As an educator and a mother of three school-aged children, I've had a front-row seat to the countless adjustments that kids have made in response to the COVID-19 pandemic. We've made the best of our current situation with drive-by birthday parties, Zoom dance classes, and remote learning, but the desire for sincere human connection remains at an all-time high.
Further Reading: 3 Online Classroom Materials for the Virtual Classroom
My 9-year-old social butterfly immerses herself in learning the same way she does everything else she experiences: head first, with all five senses and a need for the back-and-forth dialogue that's sometimes hard to come by in a virtual world. She's ended many of her fourth-grade remote learning sessions in tears. She knows that she misses her friends, but she's not quite able to articulate why.
It's not just young kids who feel this way. The high school students I teach are experiencing a similar longing for the social aspects of education. On a fundamental level, kids simply miss being with other kids. But what they're really after goes beyond recess and proms—and they don't even know it.
The Dividends of Diverse Connections
As with wellness, educational wholeness is made up of many moving parts; the need for connection through learning is one of the most crucial. As the pandemic continues, parents and educators must provide the connection kids need, specifically ones that span cultures and geographic barriers.
Fostering diversity and cultural awareness in the classroom is always important, but I can't recall a time when it has been more necessary. Millions of Americans are restricted to their own little bubbles, limiting their interactions and perspectives—to say nothing of the political division plaguing the country. Multicultural connections are crucial, the Drexel University School of Education says, because they benefit learning and nurture empathy and open-mindedness.
I've found what I hope will help future generations grow into global citizens by way of today's learning: iDialogue. iDialogue is a free online platform that connects students from around the globe through interactive, collaborative learning. Once teachers register their students, they'll have access to simple, fun ways to build and learn from their multicultural pen pals.
Getting a Dialogue Going
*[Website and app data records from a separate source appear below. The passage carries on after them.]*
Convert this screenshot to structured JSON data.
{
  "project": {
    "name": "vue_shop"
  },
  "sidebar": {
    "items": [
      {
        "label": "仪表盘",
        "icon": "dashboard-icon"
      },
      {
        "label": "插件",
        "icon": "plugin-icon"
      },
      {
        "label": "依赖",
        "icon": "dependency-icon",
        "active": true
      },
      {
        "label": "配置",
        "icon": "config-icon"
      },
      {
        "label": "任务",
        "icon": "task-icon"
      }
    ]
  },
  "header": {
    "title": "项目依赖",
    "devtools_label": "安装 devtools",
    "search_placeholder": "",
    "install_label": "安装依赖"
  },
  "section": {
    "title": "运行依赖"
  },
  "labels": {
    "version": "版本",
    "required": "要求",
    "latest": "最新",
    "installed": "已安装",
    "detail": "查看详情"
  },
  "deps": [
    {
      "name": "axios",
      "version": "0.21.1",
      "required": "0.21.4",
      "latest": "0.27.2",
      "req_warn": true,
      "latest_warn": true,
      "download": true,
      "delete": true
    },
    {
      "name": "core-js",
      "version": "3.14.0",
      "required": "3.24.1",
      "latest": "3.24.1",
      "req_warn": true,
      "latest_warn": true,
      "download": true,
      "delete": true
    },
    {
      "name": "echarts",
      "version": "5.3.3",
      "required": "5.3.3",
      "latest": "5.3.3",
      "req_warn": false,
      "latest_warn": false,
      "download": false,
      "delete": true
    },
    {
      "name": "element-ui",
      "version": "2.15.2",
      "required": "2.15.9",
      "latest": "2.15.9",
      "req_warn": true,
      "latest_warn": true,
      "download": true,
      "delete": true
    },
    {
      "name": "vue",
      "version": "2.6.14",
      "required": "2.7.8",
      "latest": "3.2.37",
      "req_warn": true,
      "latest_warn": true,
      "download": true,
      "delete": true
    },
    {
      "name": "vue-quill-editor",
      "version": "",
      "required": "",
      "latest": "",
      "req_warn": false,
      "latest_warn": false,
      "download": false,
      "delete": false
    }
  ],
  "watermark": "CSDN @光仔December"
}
There are four main sections of iDialogue: the Lectorium, Debates, Challenges, and the Community.
The Lectorium is where teachers create, upload, and share video lessons. It has a library featuring content on creative writing, coding, tech, virtual field trips, and more. Teachers can choose their form of assessment (e.g., informal discussion, quiz, or video responses) and track student views and interactions via iDialogue's detailed built-in analytics. Students interact with other videos like they would with social media posts, and they earn points for completing video lessons.
And if you're especially adept at creating this kind of content, you can sell it in the Lectorium for some extra cash.
Admittedly, the Debates forum's open nature could stress teachers to the point of heartburn, but the debates are monitored—and you might be surprised to find that students are more capable of discussing sensitive topics, such as politics, more respectfully than some adults. Students can also share their opinions on travel, education, the environment, and more.
Listening to another's perspective is an important learning tool regardless, and the opportunity to learn what students from other countries and other cultures think is a great way to build a bridge that connects everyone.
Challenges is my favorite part of iDialogue. Students not only learn from and about other customs from around the world; they build multicultural relationships with kids their own age, fostering an appreciation for diversity. For example, students from more than 140 countries participated in the #MagicWinter challenge, where they submitted photos and videos of their culture's holiday traditions and customs. Winners were chosen, prizes were awarded, and learners realized no matter how far apart they lived, they weren't so different after all.
Connecting Students and Teachers
The Community section functions as a discussion board where students and teachers can ask and answer questions about myriad topics. Readers have the choice to create a new post or respond to an existing post with a comment or love it, à la Instagram or TikTok. The Community would be a quick and easy way to poll a diverse audience on any topic and use the results for an assignment in courses such as statistics, humanities, or history.
Further Reading: To Make Remote Learning Work, Teachers Need More Training
Kids need the chance to connect with one another, maybe now more than ever. Offering a safe (and free) alternative for collaboration and communication—not to mention a fantastic opportunity to break through physical and cultural barriers—can add an important element to remote learning.